** Entries shown follows **

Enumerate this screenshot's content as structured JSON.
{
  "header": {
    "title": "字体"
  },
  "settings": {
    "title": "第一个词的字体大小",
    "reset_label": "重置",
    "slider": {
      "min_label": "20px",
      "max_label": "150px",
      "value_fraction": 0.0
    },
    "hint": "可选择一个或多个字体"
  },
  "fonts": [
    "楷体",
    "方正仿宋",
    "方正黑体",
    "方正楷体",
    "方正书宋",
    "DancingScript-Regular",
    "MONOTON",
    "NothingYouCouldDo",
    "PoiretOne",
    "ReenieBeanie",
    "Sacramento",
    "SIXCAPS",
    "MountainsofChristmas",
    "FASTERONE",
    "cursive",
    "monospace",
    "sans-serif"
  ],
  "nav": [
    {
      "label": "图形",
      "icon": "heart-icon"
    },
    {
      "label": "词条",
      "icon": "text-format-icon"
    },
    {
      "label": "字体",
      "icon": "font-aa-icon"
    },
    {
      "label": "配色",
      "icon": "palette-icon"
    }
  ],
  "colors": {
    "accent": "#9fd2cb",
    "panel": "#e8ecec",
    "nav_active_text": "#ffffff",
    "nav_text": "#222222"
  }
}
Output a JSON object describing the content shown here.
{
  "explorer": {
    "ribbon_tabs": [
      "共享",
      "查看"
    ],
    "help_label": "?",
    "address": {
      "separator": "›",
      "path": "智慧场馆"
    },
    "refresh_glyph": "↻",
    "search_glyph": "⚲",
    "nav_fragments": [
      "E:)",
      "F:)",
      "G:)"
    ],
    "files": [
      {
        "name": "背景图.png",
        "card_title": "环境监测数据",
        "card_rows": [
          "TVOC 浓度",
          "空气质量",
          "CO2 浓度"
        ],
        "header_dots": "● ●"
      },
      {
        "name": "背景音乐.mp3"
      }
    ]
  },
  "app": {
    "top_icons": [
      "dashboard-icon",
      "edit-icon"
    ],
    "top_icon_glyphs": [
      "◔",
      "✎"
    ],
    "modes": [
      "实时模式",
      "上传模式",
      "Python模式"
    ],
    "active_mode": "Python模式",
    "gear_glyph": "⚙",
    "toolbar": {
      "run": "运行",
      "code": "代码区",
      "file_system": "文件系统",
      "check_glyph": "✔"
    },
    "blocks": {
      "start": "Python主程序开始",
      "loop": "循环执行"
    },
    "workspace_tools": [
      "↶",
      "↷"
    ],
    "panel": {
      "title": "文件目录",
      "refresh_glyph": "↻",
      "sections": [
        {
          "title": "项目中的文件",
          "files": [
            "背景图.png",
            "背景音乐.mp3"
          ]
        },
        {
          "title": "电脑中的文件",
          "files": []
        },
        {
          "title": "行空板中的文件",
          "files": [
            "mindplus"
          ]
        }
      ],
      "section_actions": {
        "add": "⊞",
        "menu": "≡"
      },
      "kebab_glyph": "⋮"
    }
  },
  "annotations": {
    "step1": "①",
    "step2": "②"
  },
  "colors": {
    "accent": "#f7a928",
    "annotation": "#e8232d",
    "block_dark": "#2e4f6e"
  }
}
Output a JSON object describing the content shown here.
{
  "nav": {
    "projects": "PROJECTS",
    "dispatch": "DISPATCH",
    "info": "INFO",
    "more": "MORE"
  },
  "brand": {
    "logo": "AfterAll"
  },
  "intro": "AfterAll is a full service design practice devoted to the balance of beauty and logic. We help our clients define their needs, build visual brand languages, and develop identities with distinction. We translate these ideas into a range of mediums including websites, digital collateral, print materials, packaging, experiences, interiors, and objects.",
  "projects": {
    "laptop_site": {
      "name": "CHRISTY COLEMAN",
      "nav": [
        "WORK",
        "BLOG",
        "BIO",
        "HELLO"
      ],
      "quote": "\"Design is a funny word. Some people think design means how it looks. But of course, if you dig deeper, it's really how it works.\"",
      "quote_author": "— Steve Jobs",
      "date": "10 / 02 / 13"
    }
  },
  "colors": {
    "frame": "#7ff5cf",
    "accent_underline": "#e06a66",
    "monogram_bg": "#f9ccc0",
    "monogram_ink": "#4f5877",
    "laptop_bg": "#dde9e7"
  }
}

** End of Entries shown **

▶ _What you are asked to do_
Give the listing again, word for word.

▶ _Exercise result_
Enumerate this screenshot's content as structured JSON.
{
  "header": {
    "title": "字体"
  },
  "settings": {
    "title": "第一个词的字体大小",
    "reset_label": "重置",
    "slider": {
      "min_label": "20px",
      "max_label": "150px",
      "value_fraction": 0.0
    },
    "hint": "可选择一个或多个字体"
  },
  "fonts": [
    "楷体",
    "方正仿宋",
    "方正黑体",
    "方正楷体",
    "方正书宋",
    "DancingScript-Regular",
    "MONOTON",
    "NothingYouCouldDo",
    "PoiretOne",
    "ReenieBeanie",
    "Sacramento",
    "SIXCAPS",
    "MountainsofChristmas",
    "FASTERONE",
    "cursive",
    "monospace",
    "sans-serif"
  ],
  "nav": [
    {
      "label": "图形",
      "icon": "heart-icon"
    },
    {
      "label": "词条",
      "icon": "text-format-icon"
    },
    {
      "label": "字体",
      "icon": "font-aa-icon"
    },
    {
      "label": "配色",
      "icon": "palette-icon"
    }
  ],
  "colors": {
    "accent": "#9fd2cb",
    "panel": "#e8ecec",
    "nav_active_text": "#ffffff",
    "nav_text": "#222222"
  }
}
Output a JSON object describing the content shown here.
{
  "explorer": {
    "ribbon_tabs": [
      "共享",
      "查看"
    ],
    "help_label": "?",
    "address": {
      "separator": "›",
      "path": "智慧场馆"
    },
    "refresh_glyph": "↻",
    "search_glyph": "⚲",
    "nav_fragments": [
      "E:)",
      "F:)",
      "G:)"
    ],
    "files": [
      {
        "name": "背景图.png",
        "card_title": "环境监测数据",
        "card_rows": [
          "TVOC 浓度",
          "空气质量",
          "CO2 浓度"
        ],
        "header_dots": "● ●"
      },
      {
        "name": "背景音乐.mp3"
      }
    ]
  },
  "app": {
    "top_icons": [
      "dashboard-icon",
      "edit-icon"
    ],
    "top_icon_glyphs": [
      "◔",
      "✎"
    ],
    "modes": [
      "实时模式",
      "上传模式",
      "Python模式"
    ],
    "active_mode": "Python模式",
    "gear_glyph": "⚙",
    "toolbar": {
      "run": "运行",
      "code": "代码区",
      "file_system": "文件系统",
      "check_glyph": "✔"
    },
    "blocks": {
      "start": "Python主程序开始",
      "loop": "循环执行"
    },
    "workspace_tools": [
      "↶",
      "↷"
    ],
    "panel": {
      "title": "文件目录",
      "refresh_glyph": "↻",
      "sections": [
        {
          "title": "项目中的文件",
          "files": [
            "背景图.png",
            "背景音乐.mp3"
          ]
        },
        {
          "title": "电脑中的文件",
          "files": []
        },
        {
          "title": "行空板中的文件",
          "files": [
            "mindplus"
          ]
        }
      ],
      "section_actions": {
        "add": "⊞",
        "menu": "≡"
      },
      "kebab_glyph": "⋮"
    }
  },
  "annotations": {
    "step1": "①",
    "step2": "②"
  },
  "colors": {
    "accent": "#f7a928",
    "annotation": "#e8232d",
    "block_dark": "#2e4f6e"
  }
}
Output a JSON object describing the content shown here.
{
  "nav": {
    "projects": "PROJECTS",
    "dispatch": "DISPATCH",
    "info": "INFO",
    "more": "MORE"
  },
  "brand": {
    "logo": "AfterAll"
  },
  "intro": "AfterAll is a full service design practice devoted to the balance of beauty and logic. We help our clients define their needs, build visual brand languages, and develop identities with distinction. We translate these ideas into a range of mediums including websites, digital collateral, print materials, packaging, experiences, interiors, and objects.",
  "projects": {
    "laptop_site": {
      "name": "CHRISTY COLEMAN",
      "nav": [
        "WORK",
        "BLOG",
        "BIO",
        "HELLO"
      ],
      "quote": "\"Design is a funny word. Some people think design means how it looks. But of course, if you dig deeper, it's really how it works.\"",
      "quote_author": "— Steve Jobs",
      "date": "10 / 02 / 13"
    }
  },
  "colors": {
    "frame": "#7ff5cf",
    "accent_underline": "#e06a66",
    "monogram_bg": "#f9ccc0",
    "monogram_ink": "#4f5877",
    "laptop_bg": "#dde9e7"
  }
}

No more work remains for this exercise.